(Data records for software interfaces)

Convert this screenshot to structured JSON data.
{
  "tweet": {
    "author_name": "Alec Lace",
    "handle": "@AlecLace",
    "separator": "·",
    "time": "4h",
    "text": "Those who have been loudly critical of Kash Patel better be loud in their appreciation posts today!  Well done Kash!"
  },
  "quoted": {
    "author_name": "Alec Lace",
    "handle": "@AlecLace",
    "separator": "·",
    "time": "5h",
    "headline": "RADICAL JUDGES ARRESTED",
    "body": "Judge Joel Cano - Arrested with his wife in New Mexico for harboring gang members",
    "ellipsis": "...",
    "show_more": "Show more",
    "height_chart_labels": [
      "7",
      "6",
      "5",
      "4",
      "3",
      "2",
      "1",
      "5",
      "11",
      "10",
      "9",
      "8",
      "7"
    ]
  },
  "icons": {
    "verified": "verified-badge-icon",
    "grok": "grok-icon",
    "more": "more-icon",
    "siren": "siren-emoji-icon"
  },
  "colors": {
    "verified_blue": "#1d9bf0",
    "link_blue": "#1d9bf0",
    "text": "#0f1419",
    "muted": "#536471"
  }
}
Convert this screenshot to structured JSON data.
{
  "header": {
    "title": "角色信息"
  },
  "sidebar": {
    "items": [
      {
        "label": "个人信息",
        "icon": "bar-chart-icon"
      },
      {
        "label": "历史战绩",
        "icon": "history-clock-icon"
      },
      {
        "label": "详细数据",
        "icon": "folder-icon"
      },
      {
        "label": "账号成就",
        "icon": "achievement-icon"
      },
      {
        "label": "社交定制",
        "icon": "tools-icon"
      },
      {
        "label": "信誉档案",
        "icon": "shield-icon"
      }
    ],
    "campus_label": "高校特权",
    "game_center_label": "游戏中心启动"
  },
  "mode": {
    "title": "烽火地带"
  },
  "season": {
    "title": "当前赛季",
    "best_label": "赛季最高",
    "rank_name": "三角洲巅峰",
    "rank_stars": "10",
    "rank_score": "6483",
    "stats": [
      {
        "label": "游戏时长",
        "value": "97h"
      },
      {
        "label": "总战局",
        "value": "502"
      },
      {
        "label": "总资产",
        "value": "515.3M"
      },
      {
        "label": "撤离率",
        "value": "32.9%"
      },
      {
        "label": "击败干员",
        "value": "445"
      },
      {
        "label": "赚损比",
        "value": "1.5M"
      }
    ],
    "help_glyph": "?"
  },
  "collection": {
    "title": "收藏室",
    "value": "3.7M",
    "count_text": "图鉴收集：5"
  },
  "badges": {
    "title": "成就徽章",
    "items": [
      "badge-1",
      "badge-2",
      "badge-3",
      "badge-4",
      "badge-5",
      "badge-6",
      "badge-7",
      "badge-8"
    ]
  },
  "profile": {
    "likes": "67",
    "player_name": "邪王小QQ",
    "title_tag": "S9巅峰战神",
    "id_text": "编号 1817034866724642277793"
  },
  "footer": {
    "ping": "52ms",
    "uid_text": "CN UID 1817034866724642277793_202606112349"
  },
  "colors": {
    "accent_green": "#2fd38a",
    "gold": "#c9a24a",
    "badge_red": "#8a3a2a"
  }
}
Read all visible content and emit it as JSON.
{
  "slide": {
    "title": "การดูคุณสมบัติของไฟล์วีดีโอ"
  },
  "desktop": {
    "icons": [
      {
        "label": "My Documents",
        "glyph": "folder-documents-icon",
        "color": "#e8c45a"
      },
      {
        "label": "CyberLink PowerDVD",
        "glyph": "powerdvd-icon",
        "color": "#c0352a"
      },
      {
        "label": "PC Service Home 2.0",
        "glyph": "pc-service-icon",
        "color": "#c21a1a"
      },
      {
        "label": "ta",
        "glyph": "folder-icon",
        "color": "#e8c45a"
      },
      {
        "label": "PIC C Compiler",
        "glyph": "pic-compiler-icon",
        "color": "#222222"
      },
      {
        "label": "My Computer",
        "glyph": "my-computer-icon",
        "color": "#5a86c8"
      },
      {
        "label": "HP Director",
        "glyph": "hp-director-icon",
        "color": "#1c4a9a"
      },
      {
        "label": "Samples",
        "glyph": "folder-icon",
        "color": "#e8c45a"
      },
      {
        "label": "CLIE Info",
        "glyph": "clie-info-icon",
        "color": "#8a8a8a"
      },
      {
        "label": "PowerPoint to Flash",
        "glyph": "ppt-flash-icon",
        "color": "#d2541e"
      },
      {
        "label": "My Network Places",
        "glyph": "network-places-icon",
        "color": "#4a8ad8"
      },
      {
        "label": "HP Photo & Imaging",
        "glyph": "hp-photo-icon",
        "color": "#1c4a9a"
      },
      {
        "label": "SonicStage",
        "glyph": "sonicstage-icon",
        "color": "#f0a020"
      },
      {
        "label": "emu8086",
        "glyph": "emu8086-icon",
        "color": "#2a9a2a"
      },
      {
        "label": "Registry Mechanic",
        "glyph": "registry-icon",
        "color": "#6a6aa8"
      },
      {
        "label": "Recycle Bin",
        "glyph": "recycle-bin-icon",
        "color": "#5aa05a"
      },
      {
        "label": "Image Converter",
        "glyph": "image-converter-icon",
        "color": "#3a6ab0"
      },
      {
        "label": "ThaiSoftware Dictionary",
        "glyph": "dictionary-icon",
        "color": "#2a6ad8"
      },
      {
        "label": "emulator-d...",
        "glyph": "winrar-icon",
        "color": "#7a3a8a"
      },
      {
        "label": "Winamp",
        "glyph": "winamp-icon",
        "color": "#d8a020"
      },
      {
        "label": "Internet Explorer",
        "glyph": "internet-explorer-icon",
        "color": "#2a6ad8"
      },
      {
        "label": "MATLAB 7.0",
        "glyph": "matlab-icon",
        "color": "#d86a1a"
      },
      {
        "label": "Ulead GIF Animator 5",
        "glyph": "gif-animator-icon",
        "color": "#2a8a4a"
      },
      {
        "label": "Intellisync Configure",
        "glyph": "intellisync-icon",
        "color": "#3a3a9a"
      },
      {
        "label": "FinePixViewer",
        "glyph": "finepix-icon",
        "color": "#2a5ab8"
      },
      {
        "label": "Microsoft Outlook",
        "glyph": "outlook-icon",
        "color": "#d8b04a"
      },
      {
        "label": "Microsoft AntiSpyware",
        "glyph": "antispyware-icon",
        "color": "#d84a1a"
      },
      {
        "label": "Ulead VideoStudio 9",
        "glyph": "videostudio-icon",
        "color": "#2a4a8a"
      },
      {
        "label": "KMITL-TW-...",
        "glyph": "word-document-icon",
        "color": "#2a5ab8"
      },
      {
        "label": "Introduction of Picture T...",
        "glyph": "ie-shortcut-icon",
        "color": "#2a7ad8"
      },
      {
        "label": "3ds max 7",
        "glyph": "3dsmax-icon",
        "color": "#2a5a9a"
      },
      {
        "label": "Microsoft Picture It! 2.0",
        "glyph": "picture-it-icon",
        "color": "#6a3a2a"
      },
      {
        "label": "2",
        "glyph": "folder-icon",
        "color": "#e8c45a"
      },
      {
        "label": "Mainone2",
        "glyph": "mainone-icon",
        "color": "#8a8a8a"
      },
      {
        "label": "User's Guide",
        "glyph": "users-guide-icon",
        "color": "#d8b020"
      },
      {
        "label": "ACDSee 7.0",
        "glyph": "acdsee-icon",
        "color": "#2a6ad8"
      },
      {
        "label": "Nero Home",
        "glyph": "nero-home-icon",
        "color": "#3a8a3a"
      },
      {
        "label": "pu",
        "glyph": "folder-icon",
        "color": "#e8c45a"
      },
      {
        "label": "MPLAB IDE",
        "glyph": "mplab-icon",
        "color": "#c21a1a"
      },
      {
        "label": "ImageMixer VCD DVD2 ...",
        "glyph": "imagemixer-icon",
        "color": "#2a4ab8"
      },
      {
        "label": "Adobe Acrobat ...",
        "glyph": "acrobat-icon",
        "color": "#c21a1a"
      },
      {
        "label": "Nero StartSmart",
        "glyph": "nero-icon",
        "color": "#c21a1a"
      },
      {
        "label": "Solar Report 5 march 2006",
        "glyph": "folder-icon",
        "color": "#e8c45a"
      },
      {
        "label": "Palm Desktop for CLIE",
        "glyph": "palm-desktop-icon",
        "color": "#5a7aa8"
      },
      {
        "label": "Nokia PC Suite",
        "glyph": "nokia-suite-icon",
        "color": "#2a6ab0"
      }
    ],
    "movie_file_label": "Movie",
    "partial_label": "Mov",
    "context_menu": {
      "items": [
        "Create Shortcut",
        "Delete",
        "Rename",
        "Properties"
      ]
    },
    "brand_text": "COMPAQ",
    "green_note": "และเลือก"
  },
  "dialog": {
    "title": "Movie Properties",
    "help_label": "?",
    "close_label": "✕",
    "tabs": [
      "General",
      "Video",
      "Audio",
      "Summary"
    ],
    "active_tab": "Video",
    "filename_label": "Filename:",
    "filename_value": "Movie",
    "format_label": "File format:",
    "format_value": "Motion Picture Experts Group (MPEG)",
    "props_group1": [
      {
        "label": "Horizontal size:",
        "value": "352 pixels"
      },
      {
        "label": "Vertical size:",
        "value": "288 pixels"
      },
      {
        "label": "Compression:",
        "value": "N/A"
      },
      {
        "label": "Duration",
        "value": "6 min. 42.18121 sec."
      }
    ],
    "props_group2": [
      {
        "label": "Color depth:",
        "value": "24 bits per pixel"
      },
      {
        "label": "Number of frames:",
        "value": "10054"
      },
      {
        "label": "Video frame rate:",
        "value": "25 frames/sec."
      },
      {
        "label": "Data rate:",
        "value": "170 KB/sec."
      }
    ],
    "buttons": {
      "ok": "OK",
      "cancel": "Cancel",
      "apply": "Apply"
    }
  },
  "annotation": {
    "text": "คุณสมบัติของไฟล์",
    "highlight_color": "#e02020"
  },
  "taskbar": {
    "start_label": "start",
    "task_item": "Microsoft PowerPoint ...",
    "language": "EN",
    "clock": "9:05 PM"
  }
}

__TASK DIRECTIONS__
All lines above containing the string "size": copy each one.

__ANSWER TO THIS PROBLEM__
        "label": "Horizontal size:",
        "label": "Vertical size:",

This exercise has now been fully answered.